Your task is to copy every entry exactly.
BEGIN DATA FOR THIS TASK
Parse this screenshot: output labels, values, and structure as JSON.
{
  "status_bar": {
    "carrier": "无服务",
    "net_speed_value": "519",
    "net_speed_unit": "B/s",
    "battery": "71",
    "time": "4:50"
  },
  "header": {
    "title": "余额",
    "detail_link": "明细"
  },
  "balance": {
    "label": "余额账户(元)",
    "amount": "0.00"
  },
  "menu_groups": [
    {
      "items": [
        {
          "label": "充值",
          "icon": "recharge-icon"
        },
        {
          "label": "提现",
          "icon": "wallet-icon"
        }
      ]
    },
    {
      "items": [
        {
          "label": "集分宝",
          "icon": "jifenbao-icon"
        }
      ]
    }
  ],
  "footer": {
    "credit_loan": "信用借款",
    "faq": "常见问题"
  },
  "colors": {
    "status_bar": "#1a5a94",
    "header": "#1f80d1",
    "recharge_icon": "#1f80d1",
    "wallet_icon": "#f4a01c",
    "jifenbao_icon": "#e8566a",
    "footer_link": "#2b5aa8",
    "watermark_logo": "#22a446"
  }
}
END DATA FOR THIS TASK
### SOLUTION FOR THIS TASK
Parse this screenshot: output labels, values, and structure as JSON.
{
  "status_bar": {
    "carrier": "无服务",
    "net_speed_value": "519",
    "net_speed_unit": "B/s",
    "battery": "71",
    "time": "4:50"
  },
  "header": {
    "title": "余额",
    "detail_link": "明细"
  },
  "balance": {
    "label": "余额账户(元)",
    "amount": "0.00"
  },
  "menu_groups": [
    {
      "items": [
        {
          "label": "充值",
          "icon": "recharge-icon"
        },
        {
          "label": "提现",
          "icon": "wallet-icon"
        }
      ]
    },
    {
      "items": [
        {
          "label": "集分宝",
          "icon": "jifenbao-icon"
        }
      ]
    }
  ],
  "footer": {
    "credit_loan": "信用借款",
    "faq": "常见问题"
  },
  "colors": {
    "status_bar": "#1a5a94",
    "header": "#1f80d1",
    "recharge_icon": "#1f80d1",
    "wallet_icon": "#f4a01c",
    "jifenbao_icon": "#e8566a",
    "footer_link": "#2b5aa8",
    "watermark_logo": "#22a446"
  }
}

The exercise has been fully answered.